Renovation Updates

Hole #10: How to build a Better Billy Bunker. Featuring the 10th hole fairway bunker

The first step is to remove the top soil and the previous bunker system. The construction crew uses dozers and trackhoes to rough out the location and general shape of the bunker. Next step is to get the golf course architect, Baxter Spann, to confirm the edging and details of the bunker. Check out these videos below of Baxter laying out the edging.

Once the outline is flagged and then painted, the carving begins and a thick lip is dug out

Then the slope of the bottom of the bunker is slowly carved out

The final shaping includes drainage channels and is much deeper than the final result because the Better Billy Bunker system and sand needs to be installed
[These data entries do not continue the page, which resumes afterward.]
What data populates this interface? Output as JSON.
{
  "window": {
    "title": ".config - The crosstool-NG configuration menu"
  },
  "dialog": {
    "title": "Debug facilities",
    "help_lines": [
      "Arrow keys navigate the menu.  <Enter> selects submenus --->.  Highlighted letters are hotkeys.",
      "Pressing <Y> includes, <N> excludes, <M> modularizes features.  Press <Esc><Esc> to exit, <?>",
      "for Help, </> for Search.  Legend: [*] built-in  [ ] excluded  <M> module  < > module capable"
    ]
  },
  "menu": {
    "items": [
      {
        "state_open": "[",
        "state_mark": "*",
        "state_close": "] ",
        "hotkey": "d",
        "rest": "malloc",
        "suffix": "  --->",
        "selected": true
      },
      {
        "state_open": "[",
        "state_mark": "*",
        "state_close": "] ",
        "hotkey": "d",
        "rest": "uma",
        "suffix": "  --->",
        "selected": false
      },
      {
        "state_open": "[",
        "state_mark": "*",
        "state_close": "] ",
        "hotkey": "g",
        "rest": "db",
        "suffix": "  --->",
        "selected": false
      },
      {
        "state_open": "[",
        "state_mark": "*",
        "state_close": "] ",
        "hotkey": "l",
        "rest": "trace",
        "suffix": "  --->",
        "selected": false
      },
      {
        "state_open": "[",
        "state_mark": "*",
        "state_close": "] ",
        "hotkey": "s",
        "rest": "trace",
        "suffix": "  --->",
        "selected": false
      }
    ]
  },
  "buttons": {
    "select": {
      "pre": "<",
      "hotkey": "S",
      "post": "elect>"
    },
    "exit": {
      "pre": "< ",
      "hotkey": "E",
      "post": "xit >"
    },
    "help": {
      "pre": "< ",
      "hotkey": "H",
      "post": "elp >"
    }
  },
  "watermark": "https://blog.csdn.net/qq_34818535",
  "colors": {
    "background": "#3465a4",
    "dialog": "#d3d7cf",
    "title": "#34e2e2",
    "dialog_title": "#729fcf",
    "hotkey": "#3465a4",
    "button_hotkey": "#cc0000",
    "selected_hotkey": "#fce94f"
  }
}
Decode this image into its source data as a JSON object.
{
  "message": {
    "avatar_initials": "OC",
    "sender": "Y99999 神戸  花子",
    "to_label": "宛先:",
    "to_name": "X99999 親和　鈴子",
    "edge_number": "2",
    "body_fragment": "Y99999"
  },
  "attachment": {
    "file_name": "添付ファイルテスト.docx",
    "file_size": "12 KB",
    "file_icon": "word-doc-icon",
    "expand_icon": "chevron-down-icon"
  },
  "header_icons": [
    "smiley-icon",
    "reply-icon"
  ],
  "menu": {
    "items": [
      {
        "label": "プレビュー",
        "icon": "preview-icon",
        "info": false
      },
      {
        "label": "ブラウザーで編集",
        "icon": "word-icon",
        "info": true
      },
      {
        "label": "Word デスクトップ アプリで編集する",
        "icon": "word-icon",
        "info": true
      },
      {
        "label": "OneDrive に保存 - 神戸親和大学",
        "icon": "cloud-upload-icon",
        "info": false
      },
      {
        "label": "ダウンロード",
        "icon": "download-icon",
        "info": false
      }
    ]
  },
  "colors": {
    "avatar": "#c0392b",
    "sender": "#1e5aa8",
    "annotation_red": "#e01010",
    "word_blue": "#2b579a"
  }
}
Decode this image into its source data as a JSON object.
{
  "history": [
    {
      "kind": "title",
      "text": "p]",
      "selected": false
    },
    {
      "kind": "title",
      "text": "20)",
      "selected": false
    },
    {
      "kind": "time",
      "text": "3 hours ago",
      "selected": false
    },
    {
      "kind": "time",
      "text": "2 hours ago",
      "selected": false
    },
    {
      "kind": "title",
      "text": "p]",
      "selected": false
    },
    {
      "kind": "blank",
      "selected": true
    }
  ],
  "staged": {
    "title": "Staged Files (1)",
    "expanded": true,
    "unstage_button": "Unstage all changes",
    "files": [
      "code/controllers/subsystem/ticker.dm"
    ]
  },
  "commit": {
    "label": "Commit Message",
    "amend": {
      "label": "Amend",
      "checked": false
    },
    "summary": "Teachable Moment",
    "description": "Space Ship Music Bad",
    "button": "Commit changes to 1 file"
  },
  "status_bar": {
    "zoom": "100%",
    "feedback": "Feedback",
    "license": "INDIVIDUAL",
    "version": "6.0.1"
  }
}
Installation of this system includes 3″ of pea gravel followed by an application of liquid polymer over the top. This liquid polymer is applied hot with a pressurized sprayer in order to stabilize the pea gravel that makes up the sub structure of the bunker. The polymer dries and hardens creating a solid yet permeable structure that allows the bunker to hold its shape during daily and heavy water events. Check out these videos for the application of the polymer

Once the polymer hardens, the playing sand can be carted in and the bunker is almost ready for play.


Finally, at the end of June, sod and seed were planted and we’re growing grass!

Hole #11 was targeted for early work and the old cart path was the main focus of correction on this hole. Seen in purple on the topography map, the old cart path is completely removed and rerouted to the left of the hole, seen in grey. Combined with new drainage and irrigation, the right side of this hole should improve dramatically. The length remains on this hole and the big divided green will still make it as challenging as before construction. Short right of the green, new contours have been placed and create a raised shelf look to the green.

Watch the video of the cart path removal because you won’t believe how easy they make it look. Removing 6’x6’ concrete slabs does not sound like fun unless you have some heavy machinery and this 1 minute and 11 second video shows how the pros do it. Keep in mind these slabs weight about a ton each.

Hole #15: The removal of the fairway bunkers can be seen in the videos. These bunkers were on the left side of the hole and the new contours will improve drainage and clean up the appearance down the left side. It should create a less intimidating tee shot as the fairway-landing zone has been widened as well. The tee box will feature a new running-water bathroom facility to the right of the back tees and new forward tee box. Bathroom facilities are to be constructed later this summer.

This video shows the dozer working down the left side of the fairway removing the bunkers and creating new contours and space for irrigation.

Second video of more work on the left side.

This picture shows the view from the tee box last week. Notice the new contouring of the left side and the removal of the bunkers. The mound on the right side of the fairway is just in front of the new forward tee box.

A view from the cart path of the space created to the right of the tee markers for the new running water bathroom facility. More on this when construction begins.

Check here for renovation updates, videos, and pictures

Hole #15:  Initial construction focused on the mounding to the right side of the green.  These mounds created difficult lies and inhibited walking access to the green.  In the videos, you can see construction began in the snow with the dozer ripping the mounds and then flattening them out.  The goal is to create a new collection area that will be cut to fairway length to allow for more creativity with the short game when missing the green right.  The green side bunker short and left will be much larger than previous and help protect any left pin locations.  Video pan shows the bunker mapped out, but waiting for final touches.  Next time we will look at the changes to the fairway and the tee box.

The dozer eventually gains traction and rips the side of the hill.

Another rip video shows the ground being torn up and prepped to be flattened out.

One of the first passes over the ripped hill takes off a couple feet.  Watch the dozer slip towards the end showing just how much material there was to remove.

First photo below shows late winter construction and next 3 show current condition. The mounds are gone and new contours for the right side of the green and bunker can be seen.

 Hole #15:

The design topography map below shows the master plan of this 417 yard Par 4. Every hole will be getting new drainage, irrigation system, and forward tee box. The drawing shows the old fairway in light green, the new fairway in dark green, old bunkers in yellow, and new bunkers and green shaded in grey. #15 will feature a new running water restroom (highlighted in grey) to the right of the back tees. On the left side of the drawing in yellow are the former bunkers. They are surrounded by bold lines showing the new contours of the rough where no bunkers will exists when we reopen.  The new fairway will be considerably wider in the landing zone and the left side of the hole should present much better than in the past. The mounding on the right side of the green has been removed and replaced with a collection area which should allow for interesting chip shots and easier walking access to a green that won’t change too dramatically. The front left bunker reconstruction will have a similar shape and present the same challenging pin locations on the left side of the green. Check back in as we will present more pictures, videos and insight into the construction of this hole.


Contouring the green on Hole #6                                Cleaning out the lake on Hole #9

Trenching for drainage lines #11                                 Hole #16 drainage ditch filled

New forward tee Hole #10                                              Mound right of #15 green